- [Aim of the task]: Each entry below should be printed exactly, with every image left out.

- [Entries provided]:
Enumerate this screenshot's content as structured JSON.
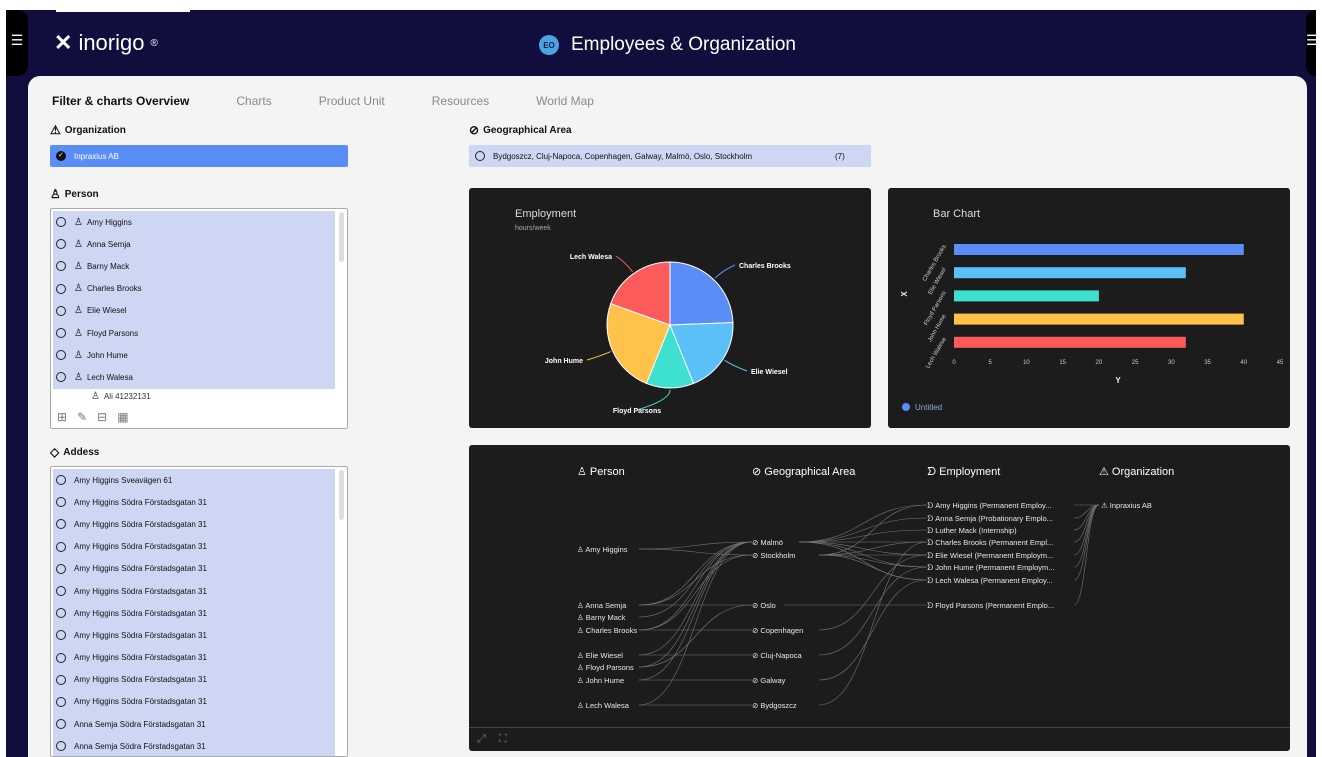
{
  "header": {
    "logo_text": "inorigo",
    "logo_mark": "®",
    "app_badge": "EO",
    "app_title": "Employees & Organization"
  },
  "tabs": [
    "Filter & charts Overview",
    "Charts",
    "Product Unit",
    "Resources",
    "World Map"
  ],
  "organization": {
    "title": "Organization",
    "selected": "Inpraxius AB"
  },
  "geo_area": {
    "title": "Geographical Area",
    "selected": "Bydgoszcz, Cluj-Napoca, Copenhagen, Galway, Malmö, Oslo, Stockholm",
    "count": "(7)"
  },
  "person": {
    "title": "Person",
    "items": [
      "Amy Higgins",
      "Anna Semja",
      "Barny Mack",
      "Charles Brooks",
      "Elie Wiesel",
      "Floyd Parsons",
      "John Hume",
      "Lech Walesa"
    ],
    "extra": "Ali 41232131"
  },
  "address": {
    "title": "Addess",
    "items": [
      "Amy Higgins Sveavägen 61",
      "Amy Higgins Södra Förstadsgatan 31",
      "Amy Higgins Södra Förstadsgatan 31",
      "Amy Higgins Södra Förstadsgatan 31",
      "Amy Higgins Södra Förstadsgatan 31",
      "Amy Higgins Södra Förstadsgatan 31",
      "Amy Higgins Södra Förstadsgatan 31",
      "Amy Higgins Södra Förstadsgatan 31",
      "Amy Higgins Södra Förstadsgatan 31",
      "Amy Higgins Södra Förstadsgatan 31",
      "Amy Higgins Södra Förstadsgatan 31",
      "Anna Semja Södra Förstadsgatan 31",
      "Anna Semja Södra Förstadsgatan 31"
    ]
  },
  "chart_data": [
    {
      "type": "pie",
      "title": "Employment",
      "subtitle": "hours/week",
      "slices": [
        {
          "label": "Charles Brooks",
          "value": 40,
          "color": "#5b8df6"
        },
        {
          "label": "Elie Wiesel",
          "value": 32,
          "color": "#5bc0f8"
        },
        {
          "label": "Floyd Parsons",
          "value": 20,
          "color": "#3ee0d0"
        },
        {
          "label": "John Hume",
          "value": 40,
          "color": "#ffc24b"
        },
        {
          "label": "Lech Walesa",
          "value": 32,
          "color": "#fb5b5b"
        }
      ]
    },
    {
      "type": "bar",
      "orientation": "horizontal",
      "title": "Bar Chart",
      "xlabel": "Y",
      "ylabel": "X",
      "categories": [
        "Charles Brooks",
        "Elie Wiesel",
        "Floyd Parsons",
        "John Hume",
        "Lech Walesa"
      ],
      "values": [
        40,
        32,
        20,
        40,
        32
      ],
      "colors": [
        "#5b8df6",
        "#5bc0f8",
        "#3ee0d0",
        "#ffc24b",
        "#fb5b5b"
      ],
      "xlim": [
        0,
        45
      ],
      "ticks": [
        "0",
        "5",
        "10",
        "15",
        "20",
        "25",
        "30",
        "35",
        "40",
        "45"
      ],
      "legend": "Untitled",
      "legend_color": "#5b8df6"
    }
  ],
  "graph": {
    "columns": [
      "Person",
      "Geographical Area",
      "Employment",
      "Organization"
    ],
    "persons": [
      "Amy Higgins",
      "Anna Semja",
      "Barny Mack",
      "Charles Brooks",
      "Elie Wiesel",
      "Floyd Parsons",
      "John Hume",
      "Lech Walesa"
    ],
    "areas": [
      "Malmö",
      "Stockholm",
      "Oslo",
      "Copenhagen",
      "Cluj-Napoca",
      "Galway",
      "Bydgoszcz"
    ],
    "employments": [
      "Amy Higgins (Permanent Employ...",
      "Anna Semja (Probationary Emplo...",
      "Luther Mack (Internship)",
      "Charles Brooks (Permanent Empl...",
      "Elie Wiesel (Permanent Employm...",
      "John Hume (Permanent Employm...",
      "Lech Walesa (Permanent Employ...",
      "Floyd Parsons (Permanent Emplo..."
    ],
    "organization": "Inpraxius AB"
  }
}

- [Answer section]:
Enumerate this screenshot's content as structured JSON.
{
  "header": {
    "logo_text": "inorigo",
    "logo_mark": "®",
    "app_badge": "EO",
    "app_title": "Employees & Organization"
  },
  "tabs": [
    "Filter & charts Overview",
    "Charts",
    "Product Unit",
    "Resources",
    "World Map"
  ],
  "organization": {
    "title": "Organization",
    "selected": "Inpraxius AB"
  },
  "geo_area": {
    "title": "Geographical Area",
    "selected": "Bydgoszcz, Cluj-Napoca, Copenhagen, Galway, Malmö, Oslo, Stockholm",
    "count": "(7)"
  },
  "person": {
    "title": "Person",
    "items": [
      "Amy Higgins",
      "Anna Semja",
      "Barny Mack",
      "Charles Brooks",
      "Elie Wiesel",
      "Floyd Parsons",
      "John Hume",
      "Lech Walesa"
    ],
    "extra": "Ali 41232131"
  },
  "address": {
    "title": "Addess",
    "items": [
      "Amy Higgins Sveavägen 61",
      "Amy Higgins Södra Förstadsgatan 31",
      "Amy Higgins Södra Förstadsgatan 31",
      "Amy Higgins Södra Förstadsgatan 31",
      "Amy Higgins Södra Förstadsgatan 31",
      "Amy Higgins Södra Förstadsgatan 31",
      "Amy Higgins Södra Förstadsgatan 31",
      "Amy Higgins Södra Förstadsgatan 31",
      "Amy Higgins Södra Förstadsgatan 31",
      "Amy Higgins Södra Förstadsgatan 31",
      "Amy Higgins Södra Förstadsgatan 31",
      "Anna Semja Södra Förstadsgatan 31",
      "Anna Semja Södra Förstadsgatan 31"
    ]
  },
  "chart_data": [
    {
      "type": "pie",
      "title": "Employment",
      "subtitle": "hours/week",
      "slices": [
        {
          "label": "Charles Brooks",
          "value": 40,
          "color": "#5b8df6"
        },
        {
          "label": "Elie Wiesel",
          "value": 32,
          "color": "#5bc0f8"
        },
        {
          "label": "Floyd Parsons",
          "value": 20,
          "color": "#3ee0d0"
        },
        {
          "label": "John Hume",
          "value": 40,
          "color": "#ffc24b"
        },
        {
          "label": "Lech Walesa",
          "value": 32,
          "color": "#fb5b5b"
        }
      ]
    },
    {
      "type": "bar",
      "orientation": "horizontal",
      "title": "Bar Chart",
      "xlabel": "Y",
      "ylabel": "X",
      "categories": [
        "Charles Brooks",
        "Elie Wiesel",
        "Floyd Parsons",
        "John Hume",
        "Lech Walesa"
      ],
      "values": [
        40,
        32,
        20,
        40,
        32
      ],
      "colors": [
        "#5b8df6",
        "#5bc0f8",
        "#3ee0d0",
        "#ffc24b",
        "#fb5b5b"
      ],
      "xlim": [
        0,
        45
      ],
      "ticks": [
        "0",
        "5",
        "10",
        "15",
        "20",
        "25",
        "30",
        "35",
        "40",
        "45"
      ],
      "legend": "Untitled",
      "legend_color": "#5b8df6"
    }
  ],
  "graph": {
    "columns": [
      "Person",
      "Geographical Area",
      "Employment",
      "Organization"
    ],
    "persons": [
      "Amy Higgins",
      "Anna Semja",
      "Barny Mack",
      "Charles Brooks",
      "Elie Wiesel",
      "Floyd Parsons",
      "John Hume",
      "Lech Walesa"
    ],
    "areas": [
      "Malmö",
      "Stockholm",
      "Oslo",
      "Copenhagen",
      "Cluj-Napoca",
      "Galway",
      "Bydgoszcz"
    ],
    "employments": [
      "Amy Higgins (Permanent Employ...",
      "Anna Semja (Probationary Emplo...",
      "Luther Mack (Internship)",
      "Charles Brooks (Permanent Empl...",
      "Elie Wiesel (Permanent Employm...",
      "John Hume (Permanent Employm...",
      "Lech Walesa (Permanent Employ...",
      "Floyd Parsons (Permanent Emplo..."
    ],
    "organization": "Inpraxius AB"
  }
}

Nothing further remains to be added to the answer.